- **Exercise brief**
The required lines are those that contain "true"; pull them out of the data and copy them.

- **Records to use**
- Opening Delimiter -
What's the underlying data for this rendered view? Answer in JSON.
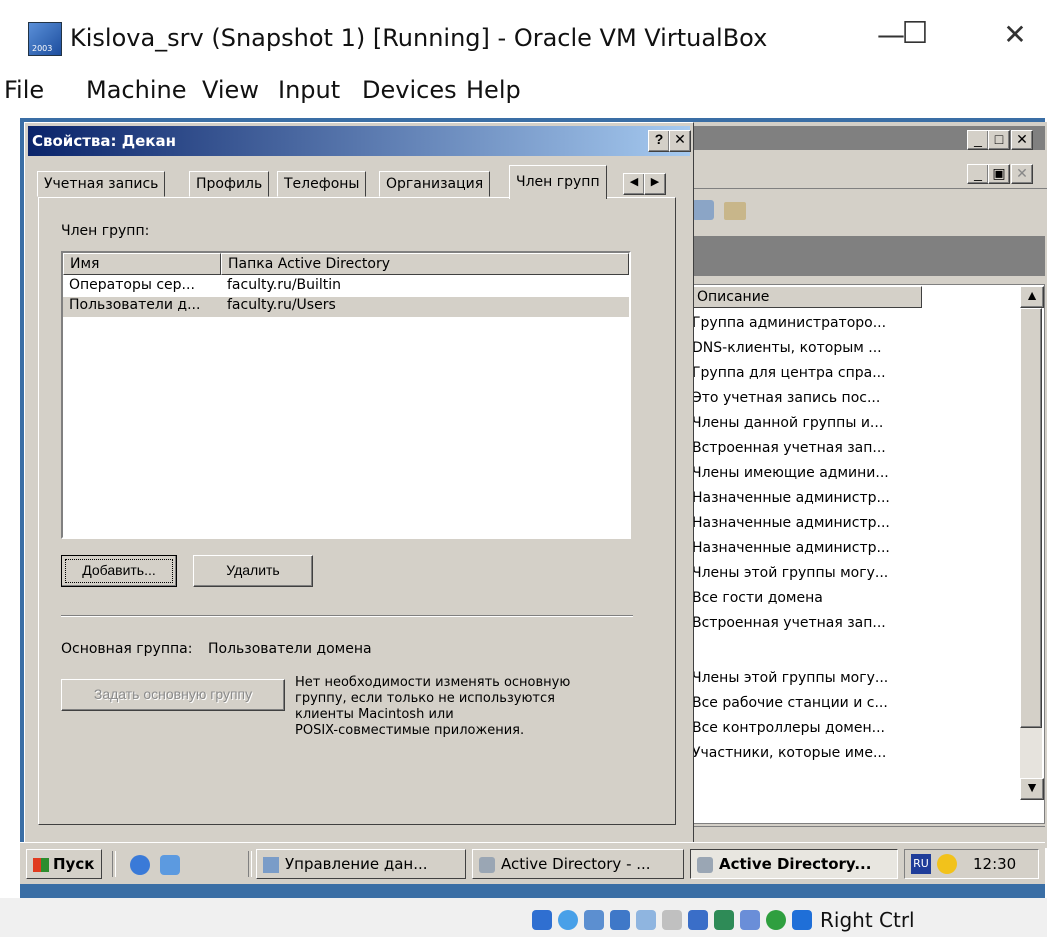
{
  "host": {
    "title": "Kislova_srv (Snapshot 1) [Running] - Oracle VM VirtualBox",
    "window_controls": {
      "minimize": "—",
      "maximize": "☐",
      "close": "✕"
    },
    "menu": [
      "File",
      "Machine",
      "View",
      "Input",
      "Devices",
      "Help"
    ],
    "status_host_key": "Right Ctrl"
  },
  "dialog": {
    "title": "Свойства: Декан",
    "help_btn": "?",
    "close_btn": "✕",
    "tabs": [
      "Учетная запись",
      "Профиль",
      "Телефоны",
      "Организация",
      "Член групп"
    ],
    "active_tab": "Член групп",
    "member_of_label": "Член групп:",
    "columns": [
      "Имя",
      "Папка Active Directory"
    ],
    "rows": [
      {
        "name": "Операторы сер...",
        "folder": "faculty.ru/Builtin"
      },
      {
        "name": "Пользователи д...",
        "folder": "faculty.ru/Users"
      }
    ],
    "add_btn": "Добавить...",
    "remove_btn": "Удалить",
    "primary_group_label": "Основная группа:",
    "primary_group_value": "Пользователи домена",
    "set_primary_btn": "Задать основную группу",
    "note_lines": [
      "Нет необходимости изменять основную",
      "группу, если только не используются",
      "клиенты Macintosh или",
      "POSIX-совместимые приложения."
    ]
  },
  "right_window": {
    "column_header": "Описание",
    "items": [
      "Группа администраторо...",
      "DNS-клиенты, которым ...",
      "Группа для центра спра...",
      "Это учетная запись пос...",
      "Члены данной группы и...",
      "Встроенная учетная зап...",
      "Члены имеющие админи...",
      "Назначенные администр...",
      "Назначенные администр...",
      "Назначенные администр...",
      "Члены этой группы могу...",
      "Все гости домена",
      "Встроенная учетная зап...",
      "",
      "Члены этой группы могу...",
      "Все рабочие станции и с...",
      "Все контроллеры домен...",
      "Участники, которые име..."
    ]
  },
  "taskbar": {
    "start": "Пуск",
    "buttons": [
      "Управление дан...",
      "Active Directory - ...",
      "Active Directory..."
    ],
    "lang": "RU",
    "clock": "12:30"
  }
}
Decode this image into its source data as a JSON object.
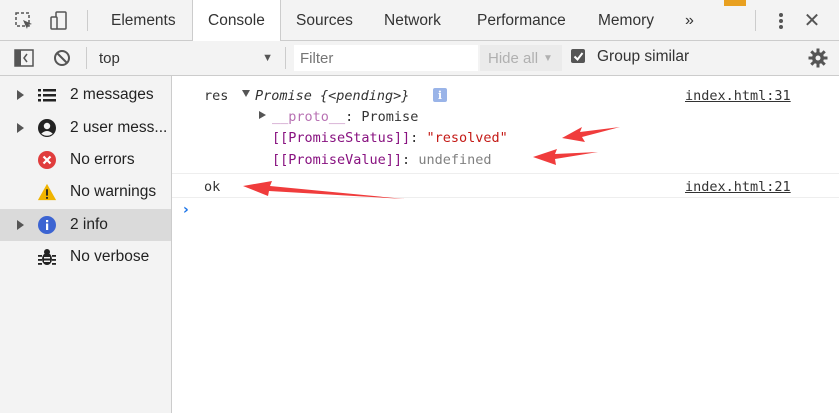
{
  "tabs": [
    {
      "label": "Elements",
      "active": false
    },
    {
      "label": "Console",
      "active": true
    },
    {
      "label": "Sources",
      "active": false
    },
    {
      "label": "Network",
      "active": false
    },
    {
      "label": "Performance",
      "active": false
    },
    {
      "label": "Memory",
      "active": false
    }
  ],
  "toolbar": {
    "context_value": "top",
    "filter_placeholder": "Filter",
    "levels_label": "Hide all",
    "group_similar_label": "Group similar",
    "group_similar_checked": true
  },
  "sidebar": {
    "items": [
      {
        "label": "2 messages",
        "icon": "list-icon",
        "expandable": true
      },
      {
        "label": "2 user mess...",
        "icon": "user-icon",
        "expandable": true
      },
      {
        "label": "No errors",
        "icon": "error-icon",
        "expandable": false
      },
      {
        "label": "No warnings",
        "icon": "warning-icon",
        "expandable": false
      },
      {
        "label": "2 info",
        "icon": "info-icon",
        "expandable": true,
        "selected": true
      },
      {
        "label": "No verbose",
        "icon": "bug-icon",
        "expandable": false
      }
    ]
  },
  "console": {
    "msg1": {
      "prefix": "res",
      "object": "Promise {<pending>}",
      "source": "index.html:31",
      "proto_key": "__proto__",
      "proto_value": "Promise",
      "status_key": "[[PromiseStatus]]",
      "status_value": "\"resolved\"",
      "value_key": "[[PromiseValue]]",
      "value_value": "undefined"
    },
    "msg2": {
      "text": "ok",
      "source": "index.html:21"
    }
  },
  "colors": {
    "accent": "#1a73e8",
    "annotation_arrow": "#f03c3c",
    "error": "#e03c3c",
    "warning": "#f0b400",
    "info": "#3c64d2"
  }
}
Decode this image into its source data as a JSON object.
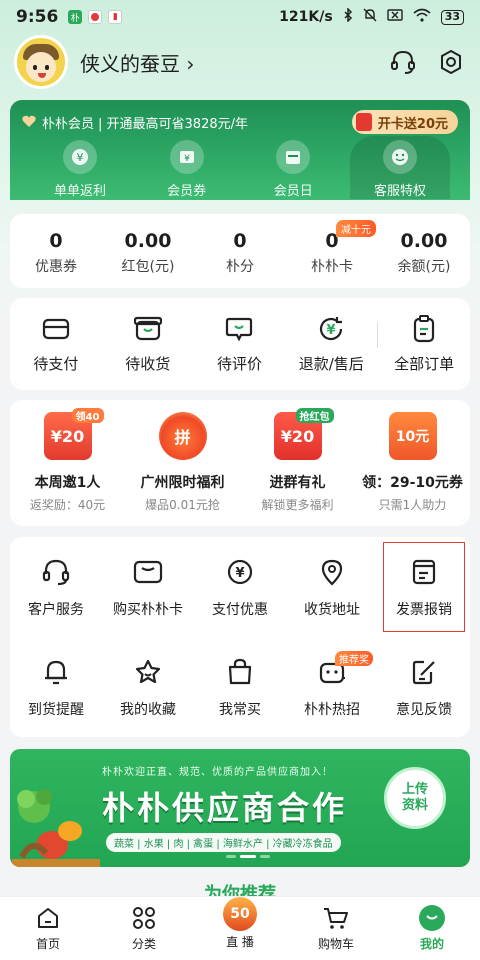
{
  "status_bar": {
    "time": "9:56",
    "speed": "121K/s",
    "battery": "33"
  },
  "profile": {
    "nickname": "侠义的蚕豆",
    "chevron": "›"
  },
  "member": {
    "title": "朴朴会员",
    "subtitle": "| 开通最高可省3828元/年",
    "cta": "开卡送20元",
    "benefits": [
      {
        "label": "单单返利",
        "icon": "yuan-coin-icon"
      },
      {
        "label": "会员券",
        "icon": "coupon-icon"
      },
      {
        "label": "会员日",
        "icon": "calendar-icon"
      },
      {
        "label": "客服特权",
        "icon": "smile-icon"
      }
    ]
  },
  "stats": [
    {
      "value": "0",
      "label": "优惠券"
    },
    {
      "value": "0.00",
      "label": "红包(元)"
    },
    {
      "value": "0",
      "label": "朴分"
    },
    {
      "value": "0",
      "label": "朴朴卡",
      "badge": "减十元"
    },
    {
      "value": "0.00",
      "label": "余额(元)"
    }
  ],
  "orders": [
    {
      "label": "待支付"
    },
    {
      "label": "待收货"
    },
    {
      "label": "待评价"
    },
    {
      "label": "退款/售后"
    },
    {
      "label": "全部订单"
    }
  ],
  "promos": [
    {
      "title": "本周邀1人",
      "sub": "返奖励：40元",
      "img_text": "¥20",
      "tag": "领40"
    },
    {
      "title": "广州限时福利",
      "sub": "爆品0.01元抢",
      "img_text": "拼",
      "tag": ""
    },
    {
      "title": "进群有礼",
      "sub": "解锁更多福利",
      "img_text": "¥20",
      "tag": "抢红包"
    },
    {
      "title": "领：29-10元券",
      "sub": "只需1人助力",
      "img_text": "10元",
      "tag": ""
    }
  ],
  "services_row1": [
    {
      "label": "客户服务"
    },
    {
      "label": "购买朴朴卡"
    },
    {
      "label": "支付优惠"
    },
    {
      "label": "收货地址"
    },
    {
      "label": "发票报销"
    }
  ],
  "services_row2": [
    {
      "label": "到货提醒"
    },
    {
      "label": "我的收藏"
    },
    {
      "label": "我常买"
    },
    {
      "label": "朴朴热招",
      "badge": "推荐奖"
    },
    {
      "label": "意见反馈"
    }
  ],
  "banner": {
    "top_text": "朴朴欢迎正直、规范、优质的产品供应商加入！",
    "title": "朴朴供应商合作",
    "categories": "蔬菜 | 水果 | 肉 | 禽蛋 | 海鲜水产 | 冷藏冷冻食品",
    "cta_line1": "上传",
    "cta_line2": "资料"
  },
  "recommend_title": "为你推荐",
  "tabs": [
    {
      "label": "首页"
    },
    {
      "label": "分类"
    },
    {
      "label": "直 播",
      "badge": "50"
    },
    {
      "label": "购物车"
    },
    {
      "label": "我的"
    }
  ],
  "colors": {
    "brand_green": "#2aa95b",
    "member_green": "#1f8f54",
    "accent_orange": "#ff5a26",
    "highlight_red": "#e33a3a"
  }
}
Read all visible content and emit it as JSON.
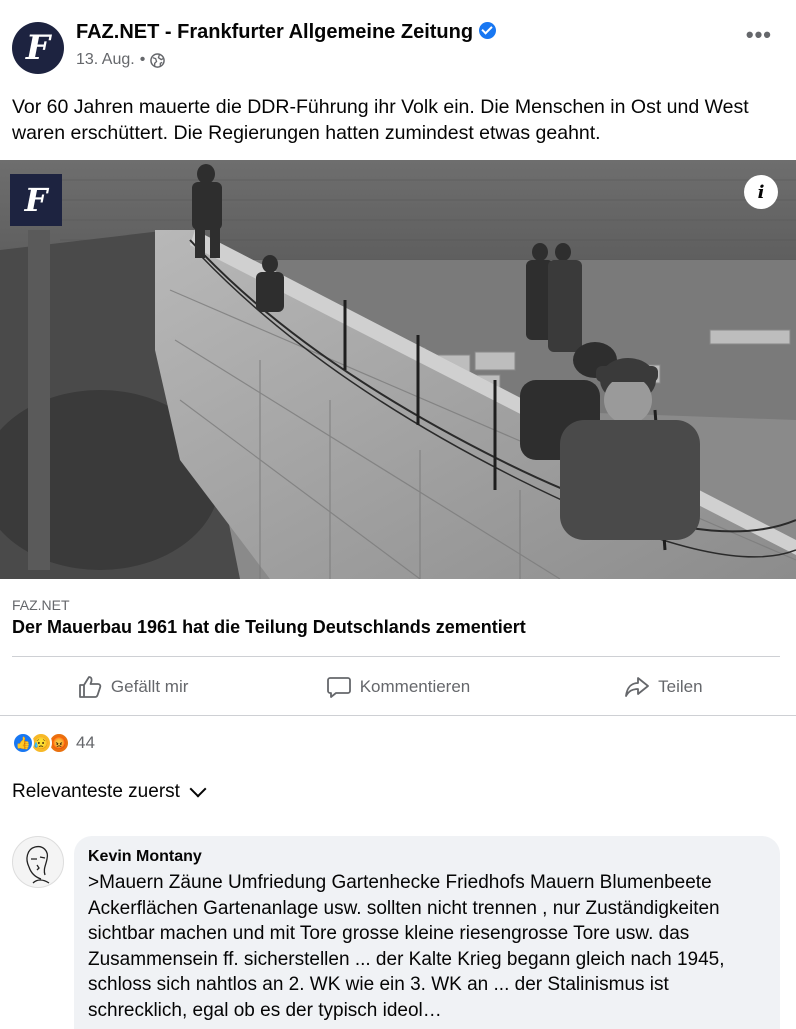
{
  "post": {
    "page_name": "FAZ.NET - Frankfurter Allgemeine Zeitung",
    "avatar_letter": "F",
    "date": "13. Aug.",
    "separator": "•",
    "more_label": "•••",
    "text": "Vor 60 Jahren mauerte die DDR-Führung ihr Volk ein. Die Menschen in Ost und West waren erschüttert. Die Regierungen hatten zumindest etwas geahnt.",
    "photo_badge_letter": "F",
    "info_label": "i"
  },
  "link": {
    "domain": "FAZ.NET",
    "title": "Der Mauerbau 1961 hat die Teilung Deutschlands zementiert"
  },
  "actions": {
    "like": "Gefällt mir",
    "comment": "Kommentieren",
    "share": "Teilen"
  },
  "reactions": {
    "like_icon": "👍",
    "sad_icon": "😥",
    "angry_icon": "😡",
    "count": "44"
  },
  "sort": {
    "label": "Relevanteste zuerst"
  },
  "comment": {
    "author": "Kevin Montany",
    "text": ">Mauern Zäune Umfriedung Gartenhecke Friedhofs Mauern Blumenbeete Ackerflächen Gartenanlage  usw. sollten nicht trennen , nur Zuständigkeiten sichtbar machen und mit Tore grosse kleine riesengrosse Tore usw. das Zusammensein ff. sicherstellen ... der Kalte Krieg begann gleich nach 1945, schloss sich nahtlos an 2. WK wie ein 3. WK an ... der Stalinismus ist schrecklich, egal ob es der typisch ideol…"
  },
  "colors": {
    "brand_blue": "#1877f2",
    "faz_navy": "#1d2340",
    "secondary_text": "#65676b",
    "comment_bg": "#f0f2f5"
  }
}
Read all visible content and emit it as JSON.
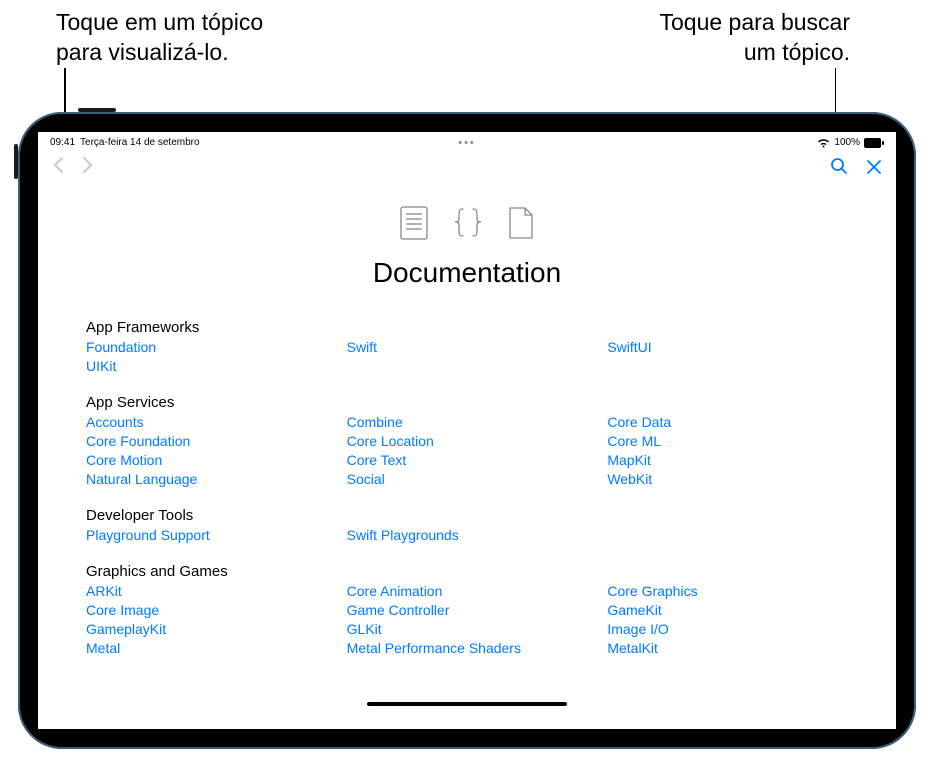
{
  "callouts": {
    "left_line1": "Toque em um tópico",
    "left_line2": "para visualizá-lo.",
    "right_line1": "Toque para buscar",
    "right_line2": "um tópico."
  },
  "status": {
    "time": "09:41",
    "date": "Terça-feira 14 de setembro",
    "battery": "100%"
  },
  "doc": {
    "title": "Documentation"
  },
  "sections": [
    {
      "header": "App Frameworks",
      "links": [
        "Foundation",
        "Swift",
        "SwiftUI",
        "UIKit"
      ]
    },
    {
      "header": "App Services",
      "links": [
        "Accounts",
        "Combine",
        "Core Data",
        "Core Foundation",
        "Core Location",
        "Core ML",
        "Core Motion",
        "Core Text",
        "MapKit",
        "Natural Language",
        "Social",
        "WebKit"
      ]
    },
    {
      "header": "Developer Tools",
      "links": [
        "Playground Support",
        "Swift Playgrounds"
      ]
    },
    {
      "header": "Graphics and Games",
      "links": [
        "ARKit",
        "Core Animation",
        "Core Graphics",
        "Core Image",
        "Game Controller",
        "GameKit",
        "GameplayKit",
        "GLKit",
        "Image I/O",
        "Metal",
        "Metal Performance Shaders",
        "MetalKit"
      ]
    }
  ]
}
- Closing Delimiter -
- **Exercise output**
      "active": true
    "group_similar_checked": true
        "expandable": true
        "expandable": true
        "expandable": true,
        "selected": true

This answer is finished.